One at the very center of the painting is a black servant in a military-style livery, a dark navy jacket with white silk lapels and three colors of ostrich plumes in his hat, who is heroically firing his musket to avenge the death of our hero, Major Peirson. That dashing black figure in this gorgeous costume acting violently in a way that is heroic I think is quite singular, and was quite edgy at the time. It’s Copley’s way of winking with his London audience at the hypocrisy of the United States about black liberty. In addition he’s got his wife and children off in the corner of the painting, uniting these worlds of war and family in a way that really speaks not only to his biography, but to the fact that the American Revolution/Britain’s American War was a civil war with rupture-producing consequences not just for men in arms. … It’s worth spending a long time with that picture.
GAZETTE: “Watson and the Shark,” painted in London in the late 1770s, is widely considered Copley’s other masterpiece. Can you speak a bit to its significance?
KAMENSKY: It’s not the first painting that he exhibited after arriving in London but it was the first painting that he exhibited that created celebrity.
Brook Watson had been a merchant’s boy, probably a cabin boy at first and then an Atlantic coastal merchant, spending time in the waters of Havana where this happened to him in the 1740s. He was swimming and was flayed and nearly drowned. The incident allowed Copley to paint something that was incredibly suspenseful and that was exhibited at an incredible moment of national suspense about the fate of Britain.
It’s begun in 1777 exhibited in 1778, right at the moment that all of the London newspapers are talking about France entering the Revolutionary War. Spain was likely to come in next and as goes Spain so goes the fate of the English nation, because the weight of the French and Spanish navies together was almost undefeatable. So there’s a kind of hanging in the balance feeling around London, which turned out to be very fortuitous to Copley as he exhibited a painting set in Havana harbor, which England so briefly and meaningfully possessed at the end of the Seven Years’ War.
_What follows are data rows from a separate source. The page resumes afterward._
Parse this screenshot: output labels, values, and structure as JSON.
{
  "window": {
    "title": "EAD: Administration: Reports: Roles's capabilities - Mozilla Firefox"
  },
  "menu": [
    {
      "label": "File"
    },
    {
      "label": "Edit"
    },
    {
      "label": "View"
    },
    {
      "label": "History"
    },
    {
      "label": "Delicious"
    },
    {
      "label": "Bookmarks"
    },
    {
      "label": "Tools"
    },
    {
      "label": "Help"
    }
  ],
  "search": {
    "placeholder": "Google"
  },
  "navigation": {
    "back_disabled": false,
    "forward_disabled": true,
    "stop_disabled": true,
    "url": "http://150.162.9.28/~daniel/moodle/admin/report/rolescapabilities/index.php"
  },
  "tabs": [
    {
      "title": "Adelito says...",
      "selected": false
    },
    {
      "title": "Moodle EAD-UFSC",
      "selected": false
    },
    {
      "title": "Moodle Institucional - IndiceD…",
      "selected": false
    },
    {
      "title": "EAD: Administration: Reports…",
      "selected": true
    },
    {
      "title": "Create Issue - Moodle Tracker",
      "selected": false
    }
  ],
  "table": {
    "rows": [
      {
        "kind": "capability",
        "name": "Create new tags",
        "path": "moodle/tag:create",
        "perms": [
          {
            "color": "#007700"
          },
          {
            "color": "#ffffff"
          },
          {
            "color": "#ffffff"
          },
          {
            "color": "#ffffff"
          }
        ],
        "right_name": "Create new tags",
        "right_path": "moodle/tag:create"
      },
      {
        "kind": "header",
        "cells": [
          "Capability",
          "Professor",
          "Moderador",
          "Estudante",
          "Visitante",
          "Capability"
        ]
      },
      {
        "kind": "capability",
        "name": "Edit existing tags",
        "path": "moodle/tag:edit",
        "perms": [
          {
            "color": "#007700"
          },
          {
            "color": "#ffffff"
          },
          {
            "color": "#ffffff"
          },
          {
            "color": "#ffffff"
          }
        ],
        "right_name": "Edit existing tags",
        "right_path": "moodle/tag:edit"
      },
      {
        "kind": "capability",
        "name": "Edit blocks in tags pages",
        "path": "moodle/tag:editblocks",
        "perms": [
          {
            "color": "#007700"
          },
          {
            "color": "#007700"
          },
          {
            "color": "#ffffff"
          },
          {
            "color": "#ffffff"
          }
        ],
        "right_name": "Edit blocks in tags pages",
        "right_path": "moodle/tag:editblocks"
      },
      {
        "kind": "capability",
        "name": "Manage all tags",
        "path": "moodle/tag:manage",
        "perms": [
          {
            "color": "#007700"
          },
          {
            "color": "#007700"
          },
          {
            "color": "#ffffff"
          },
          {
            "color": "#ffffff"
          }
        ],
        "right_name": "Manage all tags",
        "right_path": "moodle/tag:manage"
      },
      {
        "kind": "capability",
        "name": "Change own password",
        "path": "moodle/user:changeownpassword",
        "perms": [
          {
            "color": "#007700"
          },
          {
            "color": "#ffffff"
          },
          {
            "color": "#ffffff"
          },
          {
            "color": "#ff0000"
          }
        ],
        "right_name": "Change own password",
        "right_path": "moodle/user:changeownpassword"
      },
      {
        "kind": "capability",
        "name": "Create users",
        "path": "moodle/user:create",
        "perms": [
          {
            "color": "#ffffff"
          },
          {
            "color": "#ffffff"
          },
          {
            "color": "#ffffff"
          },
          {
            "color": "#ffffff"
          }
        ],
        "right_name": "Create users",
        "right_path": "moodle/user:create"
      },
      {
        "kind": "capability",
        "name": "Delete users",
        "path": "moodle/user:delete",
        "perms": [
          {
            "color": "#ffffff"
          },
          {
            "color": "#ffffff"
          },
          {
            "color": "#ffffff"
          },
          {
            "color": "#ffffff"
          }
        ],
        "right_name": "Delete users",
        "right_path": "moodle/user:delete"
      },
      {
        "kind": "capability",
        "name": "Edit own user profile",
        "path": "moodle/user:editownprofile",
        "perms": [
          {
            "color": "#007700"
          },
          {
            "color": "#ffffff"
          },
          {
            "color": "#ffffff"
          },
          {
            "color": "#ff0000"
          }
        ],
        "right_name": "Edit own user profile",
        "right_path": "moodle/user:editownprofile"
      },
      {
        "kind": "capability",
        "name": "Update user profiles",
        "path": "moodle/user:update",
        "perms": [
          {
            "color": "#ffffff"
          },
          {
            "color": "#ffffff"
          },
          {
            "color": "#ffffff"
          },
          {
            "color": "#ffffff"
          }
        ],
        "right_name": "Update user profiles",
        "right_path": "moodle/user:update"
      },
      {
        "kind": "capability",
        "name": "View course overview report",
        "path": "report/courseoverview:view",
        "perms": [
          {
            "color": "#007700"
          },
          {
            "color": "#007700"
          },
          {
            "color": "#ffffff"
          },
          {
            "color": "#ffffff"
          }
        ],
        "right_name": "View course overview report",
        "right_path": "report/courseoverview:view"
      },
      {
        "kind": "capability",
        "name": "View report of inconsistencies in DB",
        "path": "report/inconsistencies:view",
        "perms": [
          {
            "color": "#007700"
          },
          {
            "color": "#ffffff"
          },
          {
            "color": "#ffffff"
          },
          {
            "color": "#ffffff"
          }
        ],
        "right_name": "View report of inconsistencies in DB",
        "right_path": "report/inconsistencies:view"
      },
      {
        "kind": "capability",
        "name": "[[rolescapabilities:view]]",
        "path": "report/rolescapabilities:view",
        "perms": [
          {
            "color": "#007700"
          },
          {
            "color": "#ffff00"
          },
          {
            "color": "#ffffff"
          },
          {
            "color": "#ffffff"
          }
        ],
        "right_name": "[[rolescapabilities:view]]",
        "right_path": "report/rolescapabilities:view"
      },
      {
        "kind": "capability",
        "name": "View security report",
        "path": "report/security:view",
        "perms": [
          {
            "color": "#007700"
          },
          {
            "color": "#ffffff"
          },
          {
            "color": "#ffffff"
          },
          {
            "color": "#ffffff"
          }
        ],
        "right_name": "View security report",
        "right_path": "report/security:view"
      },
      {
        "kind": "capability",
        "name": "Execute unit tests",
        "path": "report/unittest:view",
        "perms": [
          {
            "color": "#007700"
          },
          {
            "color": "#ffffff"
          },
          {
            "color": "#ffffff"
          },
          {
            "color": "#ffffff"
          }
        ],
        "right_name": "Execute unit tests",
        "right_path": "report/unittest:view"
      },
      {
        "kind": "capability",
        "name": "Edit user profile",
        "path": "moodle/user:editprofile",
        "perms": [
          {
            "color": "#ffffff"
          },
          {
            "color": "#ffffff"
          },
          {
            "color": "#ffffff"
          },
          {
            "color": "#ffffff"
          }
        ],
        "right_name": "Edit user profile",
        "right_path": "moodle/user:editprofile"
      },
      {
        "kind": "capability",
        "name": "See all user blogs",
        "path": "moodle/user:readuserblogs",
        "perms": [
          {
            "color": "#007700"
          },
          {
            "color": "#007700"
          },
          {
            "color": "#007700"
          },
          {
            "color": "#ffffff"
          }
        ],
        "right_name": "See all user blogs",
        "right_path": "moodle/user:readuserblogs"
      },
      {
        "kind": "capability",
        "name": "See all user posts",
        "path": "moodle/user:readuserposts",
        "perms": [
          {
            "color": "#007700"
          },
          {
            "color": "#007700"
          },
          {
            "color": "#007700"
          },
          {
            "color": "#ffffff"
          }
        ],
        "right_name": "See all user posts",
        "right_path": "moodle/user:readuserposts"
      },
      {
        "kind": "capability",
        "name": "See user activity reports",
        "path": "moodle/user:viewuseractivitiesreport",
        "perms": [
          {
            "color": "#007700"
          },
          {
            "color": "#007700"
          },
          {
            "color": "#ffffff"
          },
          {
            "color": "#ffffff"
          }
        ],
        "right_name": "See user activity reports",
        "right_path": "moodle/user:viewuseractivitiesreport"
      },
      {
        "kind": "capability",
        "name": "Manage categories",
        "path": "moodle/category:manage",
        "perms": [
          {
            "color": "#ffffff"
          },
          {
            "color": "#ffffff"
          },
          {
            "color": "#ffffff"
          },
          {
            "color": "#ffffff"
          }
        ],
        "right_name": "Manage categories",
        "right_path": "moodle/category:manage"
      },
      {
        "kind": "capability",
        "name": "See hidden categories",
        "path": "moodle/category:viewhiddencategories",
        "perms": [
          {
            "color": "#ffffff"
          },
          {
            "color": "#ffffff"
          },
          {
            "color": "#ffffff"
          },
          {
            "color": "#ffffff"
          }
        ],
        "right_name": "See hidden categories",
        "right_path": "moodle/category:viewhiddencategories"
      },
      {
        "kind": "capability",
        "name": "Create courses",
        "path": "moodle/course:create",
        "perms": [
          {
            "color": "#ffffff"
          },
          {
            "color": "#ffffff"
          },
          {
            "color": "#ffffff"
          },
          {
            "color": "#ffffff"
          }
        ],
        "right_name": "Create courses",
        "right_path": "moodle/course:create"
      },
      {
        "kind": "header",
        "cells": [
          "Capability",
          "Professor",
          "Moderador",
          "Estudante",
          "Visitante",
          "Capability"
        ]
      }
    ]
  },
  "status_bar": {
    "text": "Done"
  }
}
So there was a vision of a greater English nation, when Havana belonged to England, that people can see in the picture. And then just the sense of not knowing how the scene turned out. People were caught mid-gasp in the way that they were in the war and there’s a kind of chiming back and forth between being in suspended animation in that painting and where the national psyche was when he exhibited it in London.
GAZETTE: How do you think Copley would view his legacy?
KAMENSKY: Copley thought that North America would one day become a truly great and central part of Britain and he wanted to be one of the founding figures of that version of America’s reputation, so he’d be glad about that — though his America was a region, not a nation. I think the alignment with the Revolution would really surprise him and that he would find the association of his career with “Revere” to be just astonishing. I don’t know what he thought of that painting. I can’t think he would have put it in his top 250. It’s a well-finished piece. It’s highly theatrical. It’s also small and cheap and not somebody with whom he was densely associated. I think he would be amazed.